M.A., female, was referred to pediatric endocrinology unit at the age of 5 years and 9 months for a clinical suspicion of MAS. Patient presented with prepubertal vaginal bleeding and clinical examination revealed a premature thelarche and three café au lait spots. Precocious pseudo-puberty was evidenced by suppressed levels of gonadotropins at gonadotropin-releasing hormone stimulation test and by the finding of an ovarian cyst on pelvic ultrasound.

As patient complained from lower limbs pain, bilateral X-ray of tibia and fibula was made, revealing areas of FD on proximal tibias. Bone scintigraphy did not document further lesions. Upon the presence of the classical triad (bone FD, café au lait skin macules, and precocious puberty), the patient had MAS diagnosis at the age of 6 years.

Blood chemistry showed normal serum calcium of 9.7 mg/dl, phosphate of 4.0 mg/dl, parathormone of 35.4 pg/mL, and alkaline phosphatase of 121 UI/l. Her thyroid function was normal, with thyroid-stimulating hormone (TSH) of 2.7 mIU/L and free T4 of 9.3 pg/mL. Insulin growth factor was within normal limits of 128.0 ng/mL. Likewise, prolactin was of 5.7 ng/mL. Her morning serum cortisol was 11.4 ?g/dL, and adrenocorticotropic hormone (ACTH) was 17.7 pg/mL.

By contrast, basal serum luteinizing hormone (LH) and follicle-stimulating hormone (FSH) values were suppressed, respectively, of 0.1 IU/L and 0.2 IU/L. After stimulation test with gonadotropin-releasing hormone, peak levels of LH and FSH were, respectively, of 1.8 IU/L and 2.1 IU/L. These latter values were indicative of a peripheral precocious puberty.

Since the patient showed a further episode of prepubertal bleeding, the adnexal mass found on pelvic ultrasound was surgically removed two months later and revealed an estradiol secreting ovarian cyst, causing the suppressed values of gonadotropins. A genetic testing was made on cystic fluid and peripheral blood, evidencing a GNAS gene mutation (R201C) and confirming therefore clinical diagnosis.

Ever since the time of MAS diagnosis, patient attended a yearly follow-up with periodical tests and instrumental investigations. The regular assessment of baseline TSH and thyroid hormones, prolactin, ACTH, and cortisol levels always resulted within the normal limits. Given that the cyst was removed, hormonal or medical treatment was not required and menarche occurred at 11.5 years.

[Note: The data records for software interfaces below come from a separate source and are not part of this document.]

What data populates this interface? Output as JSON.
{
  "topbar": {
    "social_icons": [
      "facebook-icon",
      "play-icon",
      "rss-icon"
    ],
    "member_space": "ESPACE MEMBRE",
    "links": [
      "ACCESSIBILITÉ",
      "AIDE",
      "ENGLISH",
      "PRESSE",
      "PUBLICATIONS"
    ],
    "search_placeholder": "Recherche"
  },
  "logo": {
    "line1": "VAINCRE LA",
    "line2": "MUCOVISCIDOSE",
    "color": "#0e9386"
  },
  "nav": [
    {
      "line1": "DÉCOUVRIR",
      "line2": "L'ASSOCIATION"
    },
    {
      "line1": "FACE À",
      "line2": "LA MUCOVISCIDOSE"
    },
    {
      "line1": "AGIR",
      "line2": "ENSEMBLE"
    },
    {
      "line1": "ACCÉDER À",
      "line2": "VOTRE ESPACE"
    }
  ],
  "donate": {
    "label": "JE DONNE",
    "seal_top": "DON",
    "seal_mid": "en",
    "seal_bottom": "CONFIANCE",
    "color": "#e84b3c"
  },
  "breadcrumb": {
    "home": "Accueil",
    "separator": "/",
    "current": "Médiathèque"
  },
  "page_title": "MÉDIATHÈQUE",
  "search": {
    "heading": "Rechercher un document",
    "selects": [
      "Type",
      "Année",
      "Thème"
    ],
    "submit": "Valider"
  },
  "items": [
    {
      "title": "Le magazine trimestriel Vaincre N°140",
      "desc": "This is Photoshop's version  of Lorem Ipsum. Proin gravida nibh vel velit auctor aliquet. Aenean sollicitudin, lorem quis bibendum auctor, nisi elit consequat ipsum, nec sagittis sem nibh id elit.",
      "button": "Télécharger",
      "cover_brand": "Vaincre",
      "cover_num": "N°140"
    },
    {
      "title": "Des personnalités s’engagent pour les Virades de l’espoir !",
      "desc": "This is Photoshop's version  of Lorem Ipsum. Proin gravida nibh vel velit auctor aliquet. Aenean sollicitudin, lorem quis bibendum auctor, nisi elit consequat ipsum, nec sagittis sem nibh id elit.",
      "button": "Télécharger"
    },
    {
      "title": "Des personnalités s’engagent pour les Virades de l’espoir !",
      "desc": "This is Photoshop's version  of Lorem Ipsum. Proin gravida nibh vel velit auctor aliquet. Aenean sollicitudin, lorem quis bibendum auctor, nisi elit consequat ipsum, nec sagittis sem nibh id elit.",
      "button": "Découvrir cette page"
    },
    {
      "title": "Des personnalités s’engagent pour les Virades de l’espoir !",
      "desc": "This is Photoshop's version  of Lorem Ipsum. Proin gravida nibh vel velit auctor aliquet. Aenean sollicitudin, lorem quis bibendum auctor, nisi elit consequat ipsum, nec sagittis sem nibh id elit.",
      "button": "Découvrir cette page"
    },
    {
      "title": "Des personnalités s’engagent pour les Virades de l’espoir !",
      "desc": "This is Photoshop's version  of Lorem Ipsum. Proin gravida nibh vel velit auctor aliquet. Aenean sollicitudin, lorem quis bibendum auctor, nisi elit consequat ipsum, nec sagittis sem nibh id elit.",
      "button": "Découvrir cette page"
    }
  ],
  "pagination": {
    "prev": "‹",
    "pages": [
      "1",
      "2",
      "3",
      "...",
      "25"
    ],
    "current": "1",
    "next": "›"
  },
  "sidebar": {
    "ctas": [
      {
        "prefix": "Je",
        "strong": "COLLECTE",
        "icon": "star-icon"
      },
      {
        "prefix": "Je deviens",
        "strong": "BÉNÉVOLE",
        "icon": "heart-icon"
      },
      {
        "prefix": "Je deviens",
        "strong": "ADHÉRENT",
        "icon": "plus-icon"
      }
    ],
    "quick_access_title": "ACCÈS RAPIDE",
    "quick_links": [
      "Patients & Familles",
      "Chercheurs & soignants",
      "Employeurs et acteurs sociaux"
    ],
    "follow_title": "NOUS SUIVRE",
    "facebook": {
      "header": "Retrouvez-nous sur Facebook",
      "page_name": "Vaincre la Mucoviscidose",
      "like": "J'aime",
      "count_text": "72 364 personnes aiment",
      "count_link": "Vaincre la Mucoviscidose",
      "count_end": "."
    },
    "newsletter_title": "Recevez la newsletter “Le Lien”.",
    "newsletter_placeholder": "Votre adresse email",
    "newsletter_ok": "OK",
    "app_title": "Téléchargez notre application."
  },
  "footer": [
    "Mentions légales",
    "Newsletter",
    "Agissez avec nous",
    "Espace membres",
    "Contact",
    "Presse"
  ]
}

To monitor the burden of skeletal involvement, bone scintigraphy was repeated once (when patient was 12 years old) during follow-up, but the examination did not evidence a progression of FD, or novel FD lesions. At the age of 21 years old, following a history of persistent back pain, the patient underwent spine radiographs that revealed spondylolisthesis at the L5-S1 level and dorsal scoliosis with left-sided convexity. Five years later (at the age of 26), she developed dyspnea associated with hemoptysis and underwent a chest X-ray that documented an abnormal enlargement of the aortic shadow.

Comparison with a chest X-ray made one year before revealed how the bulging of the aortic shadow had increased over one year. The clinical picture and radiological findings have thus led to emergency computed tomography (CT) angiogram, which showed a tortuosity of the aortic arch and descending aorta course and excluded life-threatening focal aortic aneurysm and aortic ectasia, based on vascular diameters. The Haller Index was calculated to evaluate the severity of the mediastinal narrowing and was 4.03. There was no hemodynamic alteration on Doppler echocardiography, and hemoptysis workup was also negative. Finally, bone scintigraphy did not reveal FD lesions of the spine.